__Problem to work on__.
Each line of the listing below that includes "type" must be copied.

__Material to process__.
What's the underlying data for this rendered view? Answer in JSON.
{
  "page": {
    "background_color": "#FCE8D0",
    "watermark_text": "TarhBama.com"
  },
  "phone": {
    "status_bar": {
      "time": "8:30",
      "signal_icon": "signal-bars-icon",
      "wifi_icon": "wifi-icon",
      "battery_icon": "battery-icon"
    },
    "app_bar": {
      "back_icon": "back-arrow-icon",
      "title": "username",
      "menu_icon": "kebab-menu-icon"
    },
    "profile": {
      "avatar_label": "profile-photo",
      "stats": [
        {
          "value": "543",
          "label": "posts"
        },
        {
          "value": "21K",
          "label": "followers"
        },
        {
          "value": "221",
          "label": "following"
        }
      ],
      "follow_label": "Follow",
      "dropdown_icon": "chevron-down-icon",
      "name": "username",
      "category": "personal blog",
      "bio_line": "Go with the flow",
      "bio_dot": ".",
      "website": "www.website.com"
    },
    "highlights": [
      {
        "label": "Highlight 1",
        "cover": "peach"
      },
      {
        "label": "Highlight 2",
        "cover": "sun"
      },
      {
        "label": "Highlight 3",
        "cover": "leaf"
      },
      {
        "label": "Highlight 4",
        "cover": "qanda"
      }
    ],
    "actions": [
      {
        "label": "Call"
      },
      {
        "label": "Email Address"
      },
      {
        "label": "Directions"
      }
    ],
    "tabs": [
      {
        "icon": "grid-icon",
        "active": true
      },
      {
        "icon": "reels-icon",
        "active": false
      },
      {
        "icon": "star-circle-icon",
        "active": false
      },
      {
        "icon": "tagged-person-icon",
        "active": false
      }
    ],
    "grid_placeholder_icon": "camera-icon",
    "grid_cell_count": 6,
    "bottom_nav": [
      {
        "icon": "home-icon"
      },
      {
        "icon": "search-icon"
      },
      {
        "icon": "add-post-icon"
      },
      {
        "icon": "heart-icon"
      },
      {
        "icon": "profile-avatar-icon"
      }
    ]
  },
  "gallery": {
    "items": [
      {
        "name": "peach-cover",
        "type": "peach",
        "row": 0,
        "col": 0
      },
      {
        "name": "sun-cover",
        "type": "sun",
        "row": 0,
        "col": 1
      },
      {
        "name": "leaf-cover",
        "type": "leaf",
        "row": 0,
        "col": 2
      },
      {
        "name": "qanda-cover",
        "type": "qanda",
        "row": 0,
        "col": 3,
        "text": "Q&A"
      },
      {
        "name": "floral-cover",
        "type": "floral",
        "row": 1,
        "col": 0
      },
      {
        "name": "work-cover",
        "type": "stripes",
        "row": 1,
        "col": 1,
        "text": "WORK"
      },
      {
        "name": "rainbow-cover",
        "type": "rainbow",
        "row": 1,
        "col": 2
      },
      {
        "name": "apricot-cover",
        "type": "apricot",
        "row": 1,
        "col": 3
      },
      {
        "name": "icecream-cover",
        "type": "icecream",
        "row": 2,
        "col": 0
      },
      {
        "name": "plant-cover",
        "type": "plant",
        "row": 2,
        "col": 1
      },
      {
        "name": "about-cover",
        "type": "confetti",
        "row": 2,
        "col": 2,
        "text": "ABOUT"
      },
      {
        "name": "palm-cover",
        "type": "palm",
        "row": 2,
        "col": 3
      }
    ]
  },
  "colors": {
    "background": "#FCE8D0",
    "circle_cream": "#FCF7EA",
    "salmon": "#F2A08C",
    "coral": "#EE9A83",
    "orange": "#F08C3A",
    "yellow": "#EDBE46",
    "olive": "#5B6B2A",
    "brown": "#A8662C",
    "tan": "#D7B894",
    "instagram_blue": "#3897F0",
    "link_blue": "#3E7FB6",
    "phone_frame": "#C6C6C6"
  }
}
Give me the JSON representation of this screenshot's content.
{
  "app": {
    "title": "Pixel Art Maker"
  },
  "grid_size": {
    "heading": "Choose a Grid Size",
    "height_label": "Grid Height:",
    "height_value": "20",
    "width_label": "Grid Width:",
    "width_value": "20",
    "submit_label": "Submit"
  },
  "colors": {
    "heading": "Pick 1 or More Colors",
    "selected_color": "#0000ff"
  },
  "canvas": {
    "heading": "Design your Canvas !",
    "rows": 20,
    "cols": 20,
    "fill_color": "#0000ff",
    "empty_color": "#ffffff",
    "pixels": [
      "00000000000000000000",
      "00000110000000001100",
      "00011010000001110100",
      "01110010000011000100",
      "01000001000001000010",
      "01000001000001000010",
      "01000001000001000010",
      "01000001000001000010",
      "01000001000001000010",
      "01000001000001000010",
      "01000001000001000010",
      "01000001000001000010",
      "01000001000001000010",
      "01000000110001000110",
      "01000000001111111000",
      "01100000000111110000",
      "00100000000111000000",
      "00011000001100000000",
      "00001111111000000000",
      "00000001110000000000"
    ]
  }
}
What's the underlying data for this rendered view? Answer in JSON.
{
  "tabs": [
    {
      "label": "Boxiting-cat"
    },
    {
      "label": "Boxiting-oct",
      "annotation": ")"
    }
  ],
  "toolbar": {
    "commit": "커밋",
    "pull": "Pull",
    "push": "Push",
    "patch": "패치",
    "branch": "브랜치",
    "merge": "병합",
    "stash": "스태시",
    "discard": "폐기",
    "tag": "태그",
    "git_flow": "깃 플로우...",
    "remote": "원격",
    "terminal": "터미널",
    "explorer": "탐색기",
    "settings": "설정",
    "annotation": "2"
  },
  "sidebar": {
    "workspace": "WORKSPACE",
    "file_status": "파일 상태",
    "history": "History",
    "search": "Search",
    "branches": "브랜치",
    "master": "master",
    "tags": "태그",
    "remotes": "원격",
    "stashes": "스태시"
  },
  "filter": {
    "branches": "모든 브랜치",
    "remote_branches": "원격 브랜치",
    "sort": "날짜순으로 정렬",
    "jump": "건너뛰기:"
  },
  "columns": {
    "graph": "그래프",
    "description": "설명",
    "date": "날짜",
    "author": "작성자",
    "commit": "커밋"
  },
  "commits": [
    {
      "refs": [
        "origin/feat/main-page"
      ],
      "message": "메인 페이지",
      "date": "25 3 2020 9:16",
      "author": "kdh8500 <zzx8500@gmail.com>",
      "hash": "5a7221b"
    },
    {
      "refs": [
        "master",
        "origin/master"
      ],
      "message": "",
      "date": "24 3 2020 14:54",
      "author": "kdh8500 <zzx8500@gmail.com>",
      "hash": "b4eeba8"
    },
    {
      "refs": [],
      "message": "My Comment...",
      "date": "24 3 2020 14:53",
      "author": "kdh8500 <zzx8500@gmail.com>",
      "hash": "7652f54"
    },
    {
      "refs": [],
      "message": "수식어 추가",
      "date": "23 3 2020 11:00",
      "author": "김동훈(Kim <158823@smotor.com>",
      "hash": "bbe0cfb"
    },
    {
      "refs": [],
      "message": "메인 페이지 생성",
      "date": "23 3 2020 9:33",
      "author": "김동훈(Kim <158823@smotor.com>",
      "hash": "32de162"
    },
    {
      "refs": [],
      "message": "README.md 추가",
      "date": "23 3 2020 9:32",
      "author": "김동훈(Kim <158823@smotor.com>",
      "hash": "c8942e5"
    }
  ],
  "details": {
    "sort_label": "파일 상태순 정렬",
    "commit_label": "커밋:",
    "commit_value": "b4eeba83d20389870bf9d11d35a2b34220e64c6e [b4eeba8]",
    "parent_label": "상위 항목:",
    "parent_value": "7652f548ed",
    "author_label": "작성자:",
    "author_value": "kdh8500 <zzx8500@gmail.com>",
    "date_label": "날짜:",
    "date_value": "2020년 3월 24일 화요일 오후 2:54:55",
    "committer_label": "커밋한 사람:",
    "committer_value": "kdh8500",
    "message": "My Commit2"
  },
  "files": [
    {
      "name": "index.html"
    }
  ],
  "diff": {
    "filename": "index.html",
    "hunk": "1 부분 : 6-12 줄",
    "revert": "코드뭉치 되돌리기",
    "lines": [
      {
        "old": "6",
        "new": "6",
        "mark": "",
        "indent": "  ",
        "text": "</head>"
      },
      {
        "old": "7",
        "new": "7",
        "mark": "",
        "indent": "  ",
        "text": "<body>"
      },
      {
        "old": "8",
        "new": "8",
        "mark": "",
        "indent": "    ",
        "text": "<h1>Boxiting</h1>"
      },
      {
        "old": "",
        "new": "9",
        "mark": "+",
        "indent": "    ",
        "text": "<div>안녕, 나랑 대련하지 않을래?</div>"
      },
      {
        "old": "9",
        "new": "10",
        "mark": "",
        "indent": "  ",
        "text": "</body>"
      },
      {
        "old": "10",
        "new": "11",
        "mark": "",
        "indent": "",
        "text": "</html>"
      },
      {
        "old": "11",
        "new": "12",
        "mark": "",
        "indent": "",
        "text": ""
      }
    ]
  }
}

__Task result__.
        "type": "peach",
        "type": "sun",
        "type": "leaf",
        "type": "qanda",
        "type": "floral",
        "type": "stripes",
        "type": "rainbow",
        "type": "apricot",
        "type": "icecream",
        "type": "plant",
        "type": "confetti",
        "type": "palm",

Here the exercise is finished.